### PROBLEM REQUIREMENTS
Repeat the data in full and exactly. Leave the pictures out.

================

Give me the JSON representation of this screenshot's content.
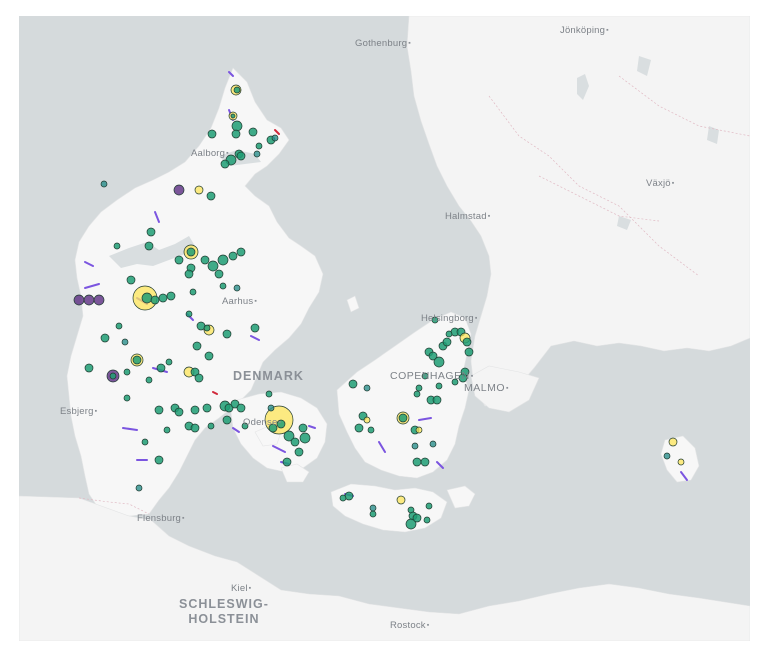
{
  "map": {
    "cities": [
      {
        "name": "Gothenburg"
      },
      {
        "name": "Jönköping"
      },
      {
        "name": "Aalborg"
      },
      {
        "name": "Växjö"
      },
      {
        "name": "Halmstad"
      },
      {
        "name": "Aarhus"
      },
      {
        "name": "Helsingborg"
      },
      {
        "name": "COPENHAGEN"
      },
      {
        "name": "MALMO"
      },
      {
        "name": "Esbjerg"
      },
      {
        "name": "Odense"
      },
      {
        "name": "Flensburg"
      },
      {
        "name": "Kiel"
      },
      {
        "name": "Rostock"
      }
    ],
    "regions": [
      {
        "name": "DENMARK"
      },
      {
        "name": "SCHLESWIG-\nHOLSTEIN"
      }
    ],
    "colors": {
      "water": "#d5dadc",
      "land": "#f7f7f7",
      "point_green": "#1e9e74",
      "point_teal": "#2a8f8c",
      "point_yellow": "#fde659",
      "point_purple": "#5b2d82",
      "route_purple": "#7b55e0",
      "route_red": "#d0283a"
    }
  }
}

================

### PROBLEM SOLUTION
Give me the JSON representation of this screenshot's content.
{
  "map": {
    "cities": [
      {
        "name": "Gothenburg"
      },
      {
        "name": "Jönköping"
      },
      {
        "name": "Aalborg"
      },
      {
        "name": "Växjö"
      },
      {
        "name": "Halmstad"
      },
      {
        "name": "Aarhus"
      },
      {
        "name": "Helsingborg"
      },
      {
        "name": "COPENHAGEN"
      },
      {
        "name": "MALMO"
      },
      {
        "name": "Esbjerg"
      },
      {
        "name": "Odense"
      },
      {
        "name": "Flensburg"
      },
      {
        "name": "Kiel"
      },
      {
        "name": "Rostock"
      }
    ],
    "regions": [
      {
        "name": "DENMARK"
      },
      {
        "name": "SCHLESWIG-\nHOLSTEIN"
      }
    ],
    "colors": {
      "water": "#d5dadc",
      "land": "#f7f7f7",
      "point_green": "#1e9e74",
      "point_teal": "#2a8f8c",
      "point_yellow": "#fde659",
      "point_purple": "#5b2d82",
      "route_purple": "#7b55e0",
      "route_red": "#d0283a"
    }
  }
}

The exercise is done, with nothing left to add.